Demystifying research is often considered one of numerous positive ripple effects of public involvement, promoting transparency, accountability and a greater understanding of research. Two years of running the successful Young Adults Patient and Public Involvement group (YAPPI) has shown me that demystification can go both ways, as we in the research community have a lot to learn about our assumptions concerning the role that young people can play in research.
There are numerous preconceptions regarding the challenges of involving a wide range of underrepresented groups in public involvement. Young adults are no exception, and are not unfamiliar with being on the receiving end of negative social stereotyping. Often reduced to the superficial ‘instagram generation’, it can be all too easy to dismiss the active role of young people in society. Preconceptions also exist within the research community, with young people often being perceived as vulnerable or lacking knowledge, leading to an underestimation of their potential and to underrepresentation.
YAPPI, which is jointly run by RDS-SC and CRF Southampton, was established in 2016 to help widen representation across young people aged 16-24. Young people with chronic conditions go through a transitional care period and move from child-centred to adult-centred health services. Additionally, this age range faces novel issues such as higher education, leaving home, starting careers, relationships or families. These challenges influence their clinical and social needs as well as their personal priorities. Their involvement is also therefore invaluable in delivering appropriate health research aimed at supporting a range of adults.
Setting up YAPPI was a steep learning curve. A key lesson that we learnt was that you just need to ask! YAPPI decide how the group is run, they decide when the meetings should be held and what format discussions with researchers should take. They decide what training they need and how we should keep up to-date between meetings. There is a strong sense of ownership from all members of YAPPI, and this has been fundamental to its success.

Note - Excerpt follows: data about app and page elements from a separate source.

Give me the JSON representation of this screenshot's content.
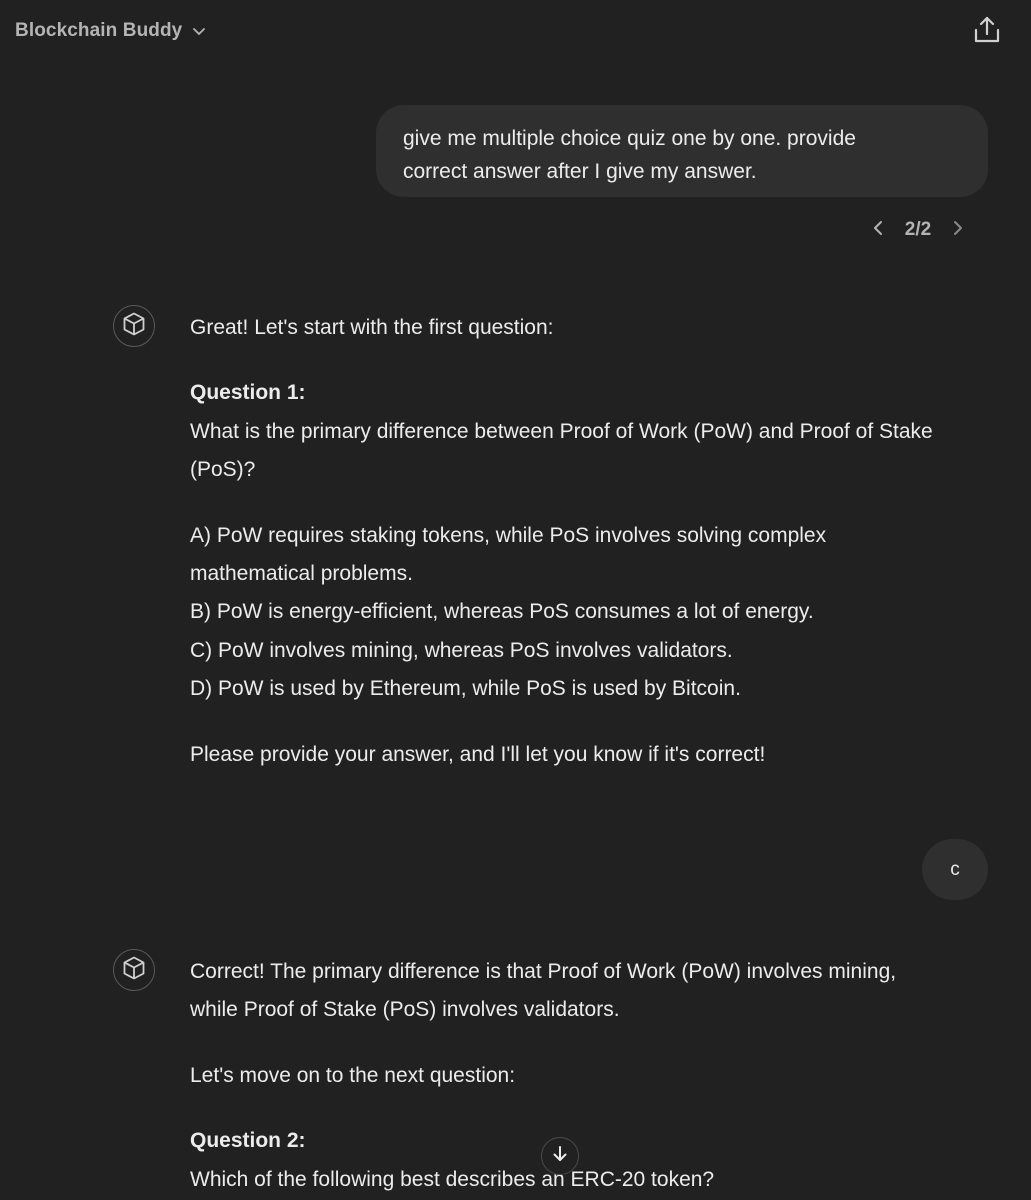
{
  "header": {
    "model_name": "Blockchain Buddy",
    "model_icon": "chevron-down-icon",
    "share_icon": "share-icon"
  },
  "user_message_1": {
    "line1": "give me multiple choice quiz one by one. provide",
    "line2": "correct answer after I give my answer."
  },
  "version_nav": {
    "text": "2/2",
    "prev_icon": "chevron-left-icon",
    "next_icon": "chevron-right-icon"
  },
  "assistant_message_1": {
    "intro": "Great! Let's start with the first question:",
    "question_title": "Question 1:",
    "question_line1": "What is the primary difference between Proof of Work (PoW) and Proof of Stake",
    "question_line2": "(PoS)?",
    "option_a_line1": "A) PoW requires staking tokens, while PoS involves solving complex",
    "option_a_line2": "mathematical problems.",
    "option_b": "B) PoW is energy-efficient, whereas PoS consumes a lot of energy.",
    "option_c": "C) PoW involves mining, whereas PoS involves validators.",
    "option_d": "D) PoW is used by Ethereum, while PoS is used by Bitcoin.",
    "closing": "Please provide your answer, and I'll let you know if it's correct!"
  },
  "user_message_2": {
    "text": "c"
  },
  "assistant_message_2": {
    "line1": "Correct! The primary difference is that Proof of Work (PoW) involves mining,",
    "line2": "while Proof of Stake (PoS) involves validators.",
    "transition": "Let's move on to the next question:",
    "question_title": "Question 2:",
    "question_text": "Which of the following best describes an ERC-20 token?"
  },
  "scroll_button_icon": "arrow-down-icon"
}
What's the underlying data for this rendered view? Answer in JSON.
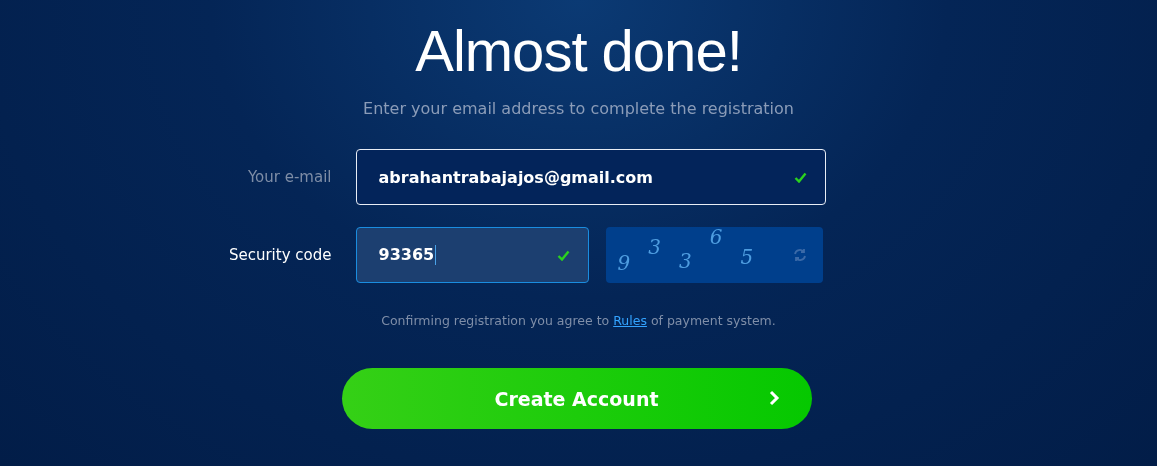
{
  "title": "Almost done!",
  "subtitle": "Enter your email address to complete the registration",
  "fields": [
    {
      "label": "Your e-mail",
      "value": "abrahantrabajajos@gmail.com",
      "valid": true,
      "focused": false
    },
    {
      "label": "Security code",
      "value": "93365",
      "valid": true,
      "focused": true
    }
  ],
  "captcha": {
    "characters": [
      "9",
      "3",
      "3",
      "6",
      "5"
    ]
  },
  "terms": {
    "before": "Confirming registration you agree to",
    "link": "Rules",
    "after": "of payment system."
  },
  "submit": {
    "label": "Create Account"
  }
}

YAPPI’s autonomy is at the heart of the success of the group, but it also demonstrates the capacity and capability of the young people involved. Researchers are regularly surprised by the group’s confidence and ability to contribute meaningfully to complex and challenging ideas. The group has helped to challenge misconceptions that my research colleagues and I have held around involving young people in research. The strength of the feedback received from researchers about YAPPI’s involvement, along with their passion and their aptitude, has definitely demystified the role of young people in research.